Department of Marine Sciences
Ballast Water
Ecological Impact
Elba Island
Savannah River
Discharge of ballast water
Ecological Disturbances
Environmental Impact Analysis
Issue Date
Other Titles
Randi Tyler Greer Thompson
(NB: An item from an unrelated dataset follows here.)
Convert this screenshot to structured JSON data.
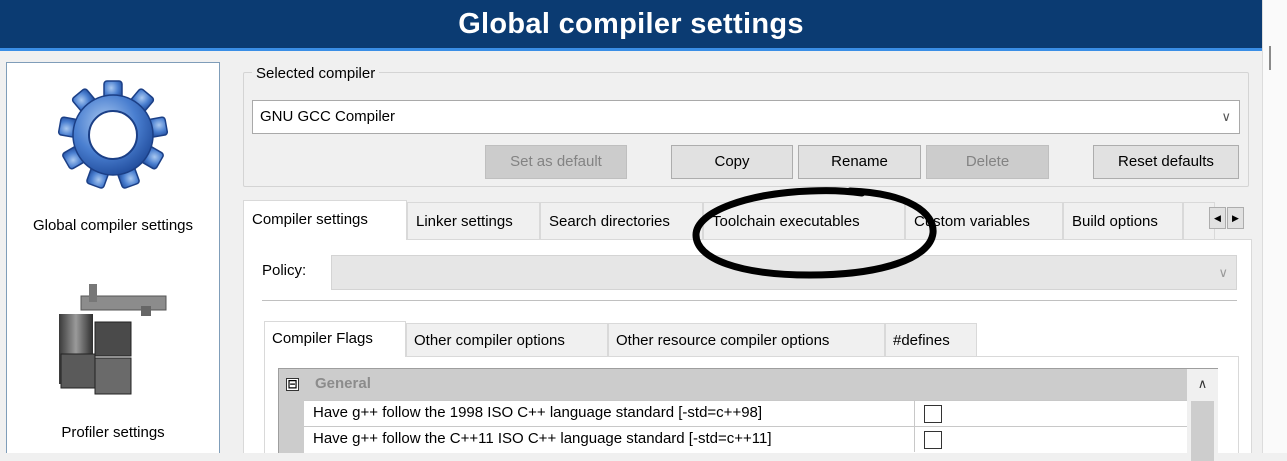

Southern Liquefied Natural Gas (SLNG) vessels offload their cargo of liquefied natural gas (LNG) at the SLNG-El Paso, Elba Island Facility in Savannah, Georgia. The vessels are required to withdraw 11.3 to 25.6 millions of gallons of Savannah River water as ballast at the SLNG-El Paso berthing slip prior to leaving port to maintain vessel stability. The purpose of this study was to determine if cumulative water uptake would have any impacts on local fisheries by removing fish, crab, or shrimp eggs, larvae, and/or juvenile stages from the river. Ballast water uptake was simulated on site at the Elba Island facility and entrained organisms were collected using a 200 μm mesh plankton net. Taxa were identified and analyzed for seasonal, tidal, and night/day differences. Seasonal and tidal phase differences were tested with a nonparametric Kruskal-Wallis One-Way ANOVA on Ranks, and all pairwise multiple comparisons were made using Dunn’s Method. T-tests were performed for night and day data. Nine taxa of fish and nine invertebrate taxa were collected, but only three of these were somewhat commercially important and none were endangered or threatened. Fiddler crabs (n = 6,797) and mysids (n = 5,659) were the most abundant species in samples. Seasonal differences in abundance were the most common differences observed in this study with warmer months in having more organisms entrained. Crab larvae were also commonly more abundant at night. The LNG carriers could reduce fiddler crab entrainment by 96% and mud crab entrainment by 92% by avoiding night ballasting during summer months July-September. Fish entrainment could be reduced if ballasting was minimized to the maximum extent possible from February to May.